DATA SHOWN:
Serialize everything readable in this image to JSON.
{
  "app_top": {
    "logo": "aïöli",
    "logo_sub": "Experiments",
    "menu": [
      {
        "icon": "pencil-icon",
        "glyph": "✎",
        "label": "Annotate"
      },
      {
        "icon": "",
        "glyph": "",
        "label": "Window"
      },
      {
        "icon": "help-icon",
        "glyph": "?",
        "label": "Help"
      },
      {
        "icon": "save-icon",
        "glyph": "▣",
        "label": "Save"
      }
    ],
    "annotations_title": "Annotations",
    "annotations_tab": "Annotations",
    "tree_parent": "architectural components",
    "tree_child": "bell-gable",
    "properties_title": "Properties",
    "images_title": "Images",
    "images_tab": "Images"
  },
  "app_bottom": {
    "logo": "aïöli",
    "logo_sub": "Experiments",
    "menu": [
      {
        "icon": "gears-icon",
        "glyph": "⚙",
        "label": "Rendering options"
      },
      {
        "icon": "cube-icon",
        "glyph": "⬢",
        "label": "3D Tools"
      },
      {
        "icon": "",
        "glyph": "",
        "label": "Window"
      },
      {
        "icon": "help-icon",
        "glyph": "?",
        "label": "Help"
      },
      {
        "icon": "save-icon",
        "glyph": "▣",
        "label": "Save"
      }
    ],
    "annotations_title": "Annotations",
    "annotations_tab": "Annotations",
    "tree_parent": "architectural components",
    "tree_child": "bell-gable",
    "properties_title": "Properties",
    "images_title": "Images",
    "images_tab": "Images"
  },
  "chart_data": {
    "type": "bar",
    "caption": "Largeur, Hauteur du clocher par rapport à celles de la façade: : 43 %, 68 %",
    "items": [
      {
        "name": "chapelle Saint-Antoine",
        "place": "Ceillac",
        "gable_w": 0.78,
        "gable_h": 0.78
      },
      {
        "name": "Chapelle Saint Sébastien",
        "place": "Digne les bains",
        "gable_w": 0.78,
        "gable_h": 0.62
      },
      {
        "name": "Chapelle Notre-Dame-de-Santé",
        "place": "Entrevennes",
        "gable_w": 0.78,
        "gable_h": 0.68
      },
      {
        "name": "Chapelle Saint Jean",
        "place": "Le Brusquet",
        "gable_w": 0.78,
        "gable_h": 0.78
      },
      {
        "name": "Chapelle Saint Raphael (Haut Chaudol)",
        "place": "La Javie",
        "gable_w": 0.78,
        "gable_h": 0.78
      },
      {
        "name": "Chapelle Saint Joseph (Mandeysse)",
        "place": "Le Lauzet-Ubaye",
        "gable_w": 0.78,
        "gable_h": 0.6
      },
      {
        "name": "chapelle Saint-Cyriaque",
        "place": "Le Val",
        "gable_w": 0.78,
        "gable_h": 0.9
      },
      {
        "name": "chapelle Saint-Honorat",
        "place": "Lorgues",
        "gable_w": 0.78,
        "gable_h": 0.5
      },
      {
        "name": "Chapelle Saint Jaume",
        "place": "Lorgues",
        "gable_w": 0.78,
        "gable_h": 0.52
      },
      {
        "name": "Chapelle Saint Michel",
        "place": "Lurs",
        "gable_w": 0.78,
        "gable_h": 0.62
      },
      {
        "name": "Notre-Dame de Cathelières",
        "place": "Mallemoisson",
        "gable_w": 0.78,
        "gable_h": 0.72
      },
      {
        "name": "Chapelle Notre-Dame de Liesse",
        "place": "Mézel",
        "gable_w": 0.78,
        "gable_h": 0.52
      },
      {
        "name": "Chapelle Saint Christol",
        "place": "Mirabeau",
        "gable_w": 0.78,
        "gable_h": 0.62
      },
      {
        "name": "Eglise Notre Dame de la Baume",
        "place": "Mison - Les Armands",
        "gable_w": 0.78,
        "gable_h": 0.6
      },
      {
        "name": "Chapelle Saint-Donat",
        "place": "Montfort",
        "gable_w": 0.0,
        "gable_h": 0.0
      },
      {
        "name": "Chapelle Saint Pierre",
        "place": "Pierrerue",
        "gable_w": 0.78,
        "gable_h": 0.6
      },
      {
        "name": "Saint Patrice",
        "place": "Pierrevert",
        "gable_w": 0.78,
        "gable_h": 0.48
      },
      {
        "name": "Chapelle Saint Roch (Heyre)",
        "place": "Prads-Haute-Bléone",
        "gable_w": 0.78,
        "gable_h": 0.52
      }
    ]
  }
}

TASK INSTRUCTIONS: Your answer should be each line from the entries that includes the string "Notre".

TASK ANSWER:
        "name": "Chapelle Notre-Dame-de-Santé",
        "name": "Notre-Dame de Cathelières",
        "name": "Chapelle Notre-Dame de Liesse",
        "name": "Eglise Notre Dame de la Baume",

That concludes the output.